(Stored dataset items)
- Opening Delimiter -

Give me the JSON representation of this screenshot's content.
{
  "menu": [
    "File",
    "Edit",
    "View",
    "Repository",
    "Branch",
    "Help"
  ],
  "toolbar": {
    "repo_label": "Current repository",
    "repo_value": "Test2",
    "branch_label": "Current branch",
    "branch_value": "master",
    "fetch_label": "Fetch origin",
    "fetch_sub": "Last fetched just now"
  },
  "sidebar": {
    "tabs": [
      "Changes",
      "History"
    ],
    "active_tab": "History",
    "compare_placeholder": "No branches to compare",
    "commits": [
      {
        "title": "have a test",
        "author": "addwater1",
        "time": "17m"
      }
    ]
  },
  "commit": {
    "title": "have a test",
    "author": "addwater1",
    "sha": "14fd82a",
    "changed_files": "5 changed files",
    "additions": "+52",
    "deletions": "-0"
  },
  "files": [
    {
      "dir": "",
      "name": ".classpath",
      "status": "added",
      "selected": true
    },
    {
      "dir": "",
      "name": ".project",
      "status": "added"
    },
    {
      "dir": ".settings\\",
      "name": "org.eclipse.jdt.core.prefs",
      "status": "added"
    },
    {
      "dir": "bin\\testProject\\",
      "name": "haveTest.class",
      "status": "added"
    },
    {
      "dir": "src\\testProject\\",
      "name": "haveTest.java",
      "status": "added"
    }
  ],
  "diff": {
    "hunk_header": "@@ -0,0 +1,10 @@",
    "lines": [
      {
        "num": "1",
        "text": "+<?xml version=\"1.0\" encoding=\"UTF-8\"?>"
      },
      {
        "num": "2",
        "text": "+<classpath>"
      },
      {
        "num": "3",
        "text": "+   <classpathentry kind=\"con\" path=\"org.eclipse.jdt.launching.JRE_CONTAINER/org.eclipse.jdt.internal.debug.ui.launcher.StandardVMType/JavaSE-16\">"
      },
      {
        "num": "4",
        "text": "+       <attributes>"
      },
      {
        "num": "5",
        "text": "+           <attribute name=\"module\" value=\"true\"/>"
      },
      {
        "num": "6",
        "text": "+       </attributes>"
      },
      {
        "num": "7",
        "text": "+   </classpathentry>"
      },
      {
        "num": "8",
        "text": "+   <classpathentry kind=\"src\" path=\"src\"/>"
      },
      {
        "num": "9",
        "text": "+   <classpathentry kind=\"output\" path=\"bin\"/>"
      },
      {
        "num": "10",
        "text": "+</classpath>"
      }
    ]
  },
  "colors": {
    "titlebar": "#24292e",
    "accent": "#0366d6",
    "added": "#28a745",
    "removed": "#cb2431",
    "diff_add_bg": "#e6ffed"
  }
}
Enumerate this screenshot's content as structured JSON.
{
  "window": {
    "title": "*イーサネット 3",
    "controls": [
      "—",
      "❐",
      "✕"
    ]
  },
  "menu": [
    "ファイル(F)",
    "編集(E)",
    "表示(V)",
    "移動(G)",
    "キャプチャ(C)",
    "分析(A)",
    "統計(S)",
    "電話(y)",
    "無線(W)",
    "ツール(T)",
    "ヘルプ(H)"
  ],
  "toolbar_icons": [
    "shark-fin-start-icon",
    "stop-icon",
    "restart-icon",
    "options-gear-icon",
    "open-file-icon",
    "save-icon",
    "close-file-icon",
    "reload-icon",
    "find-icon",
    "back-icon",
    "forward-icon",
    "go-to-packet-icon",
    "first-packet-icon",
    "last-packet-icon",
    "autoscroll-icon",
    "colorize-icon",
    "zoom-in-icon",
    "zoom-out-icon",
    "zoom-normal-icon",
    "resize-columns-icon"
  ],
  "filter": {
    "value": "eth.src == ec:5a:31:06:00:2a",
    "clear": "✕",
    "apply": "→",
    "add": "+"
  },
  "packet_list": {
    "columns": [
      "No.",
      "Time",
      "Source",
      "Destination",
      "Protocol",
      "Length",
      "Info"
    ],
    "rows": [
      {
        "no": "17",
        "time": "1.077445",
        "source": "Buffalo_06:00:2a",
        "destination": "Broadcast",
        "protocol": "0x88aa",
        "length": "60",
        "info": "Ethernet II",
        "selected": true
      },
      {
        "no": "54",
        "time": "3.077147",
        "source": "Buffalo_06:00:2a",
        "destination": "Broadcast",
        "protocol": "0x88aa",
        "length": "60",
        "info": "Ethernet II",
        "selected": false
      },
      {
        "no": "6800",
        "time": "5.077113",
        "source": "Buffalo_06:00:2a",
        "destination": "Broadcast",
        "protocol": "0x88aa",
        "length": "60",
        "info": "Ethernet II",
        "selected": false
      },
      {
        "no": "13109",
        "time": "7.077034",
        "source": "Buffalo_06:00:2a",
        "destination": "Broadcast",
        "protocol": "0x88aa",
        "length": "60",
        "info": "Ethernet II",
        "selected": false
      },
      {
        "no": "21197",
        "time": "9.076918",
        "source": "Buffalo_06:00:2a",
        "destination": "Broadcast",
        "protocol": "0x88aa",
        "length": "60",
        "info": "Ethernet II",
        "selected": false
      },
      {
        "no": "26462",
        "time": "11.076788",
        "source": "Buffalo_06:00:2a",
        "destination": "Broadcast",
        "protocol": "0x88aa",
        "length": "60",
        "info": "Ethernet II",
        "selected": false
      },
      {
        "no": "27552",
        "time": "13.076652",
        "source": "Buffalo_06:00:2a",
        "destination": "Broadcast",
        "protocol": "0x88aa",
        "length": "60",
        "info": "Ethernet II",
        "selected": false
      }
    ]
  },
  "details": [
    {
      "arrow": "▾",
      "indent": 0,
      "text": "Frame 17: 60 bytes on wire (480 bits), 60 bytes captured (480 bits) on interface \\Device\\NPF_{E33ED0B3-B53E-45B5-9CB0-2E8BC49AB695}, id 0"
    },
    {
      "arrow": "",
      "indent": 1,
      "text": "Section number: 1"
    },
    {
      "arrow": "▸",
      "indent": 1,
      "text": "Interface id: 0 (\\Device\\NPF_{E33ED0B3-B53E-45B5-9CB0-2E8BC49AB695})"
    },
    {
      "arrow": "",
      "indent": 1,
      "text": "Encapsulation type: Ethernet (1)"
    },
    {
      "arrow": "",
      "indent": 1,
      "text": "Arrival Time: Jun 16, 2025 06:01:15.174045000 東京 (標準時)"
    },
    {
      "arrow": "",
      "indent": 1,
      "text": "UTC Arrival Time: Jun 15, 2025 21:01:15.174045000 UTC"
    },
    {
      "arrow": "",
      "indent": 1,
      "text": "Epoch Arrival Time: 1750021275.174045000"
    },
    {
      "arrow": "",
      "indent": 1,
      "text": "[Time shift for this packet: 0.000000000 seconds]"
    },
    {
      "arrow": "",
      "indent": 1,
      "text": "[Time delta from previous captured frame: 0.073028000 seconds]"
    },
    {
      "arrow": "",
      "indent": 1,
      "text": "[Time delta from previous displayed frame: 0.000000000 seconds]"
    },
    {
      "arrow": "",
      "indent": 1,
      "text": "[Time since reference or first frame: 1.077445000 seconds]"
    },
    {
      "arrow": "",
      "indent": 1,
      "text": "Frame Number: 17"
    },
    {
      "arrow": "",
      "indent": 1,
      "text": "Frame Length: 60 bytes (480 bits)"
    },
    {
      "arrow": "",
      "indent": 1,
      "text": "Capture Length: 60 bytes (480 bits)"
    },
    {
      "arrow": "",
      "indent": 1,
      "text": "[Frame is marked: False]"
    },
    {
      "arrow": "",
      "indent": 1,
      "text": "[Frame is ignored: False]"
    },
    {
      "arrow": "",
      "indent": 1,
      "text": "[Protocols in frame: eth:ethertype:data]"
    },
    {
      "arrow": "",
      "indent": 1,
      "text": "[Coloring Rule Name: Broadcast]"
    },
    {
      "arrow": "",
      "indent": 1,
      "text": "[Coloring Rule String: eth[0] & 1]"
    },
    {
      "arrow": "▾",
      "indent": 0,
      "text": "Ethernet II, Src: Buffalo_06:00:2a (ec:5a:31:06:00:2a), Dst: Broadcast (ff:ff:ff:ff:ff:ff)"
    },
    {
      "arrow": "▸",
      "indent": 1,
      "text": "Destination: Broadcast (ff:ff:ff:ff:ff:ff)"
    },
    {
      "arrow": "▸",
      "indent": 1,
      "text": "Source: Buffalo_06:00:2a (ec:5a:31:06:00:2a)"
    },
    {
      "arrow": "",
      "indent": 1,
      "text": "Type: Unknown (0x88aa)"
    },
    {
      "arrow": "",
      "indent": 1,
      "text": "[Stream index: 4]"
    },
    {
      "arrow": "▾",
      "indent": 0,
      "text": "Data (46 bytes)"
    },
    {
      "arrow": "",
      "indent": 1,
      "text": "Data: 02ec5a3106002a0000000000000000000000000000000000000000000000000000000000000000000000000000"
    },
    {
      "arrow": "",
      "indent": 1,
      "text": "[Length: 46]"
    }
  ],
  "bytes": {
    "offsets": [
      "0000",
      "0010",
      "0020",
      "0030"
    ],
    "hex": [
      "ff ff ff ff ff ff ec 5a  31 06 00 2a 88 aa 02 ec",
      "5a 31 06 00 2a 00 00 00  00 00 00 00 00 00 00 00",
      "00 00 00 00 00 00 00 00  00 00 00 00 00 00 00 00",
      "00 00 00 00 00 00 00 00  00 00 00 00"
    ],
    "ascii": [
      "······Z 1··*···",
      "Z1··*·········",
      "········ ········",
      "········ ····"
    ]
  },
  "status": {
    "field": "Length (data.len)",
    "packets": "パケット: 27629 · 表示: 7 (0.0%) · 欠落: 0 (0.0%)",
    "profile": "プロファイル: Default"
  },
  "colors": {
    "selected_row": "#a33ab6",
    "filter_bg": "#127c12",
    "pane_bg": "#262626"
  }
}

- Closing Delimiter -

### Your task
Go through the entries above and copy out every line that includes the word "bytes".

### Worked solution
      "text": "Frame 17: 60 bytes on wire (480 bits), 60 bytes captured (480 bits) on interface \\Device\\NPF_{E33ED0B3-B53E-45B5-9CB0-2E8BC49AB695}, id 0"
      "text": "Frame Length: 60 bytes (480 bits)"
      "text": "Capture Length: 60 bytes (480 bits)"
      "text": "Data (46 bytes)"
  "bytes": {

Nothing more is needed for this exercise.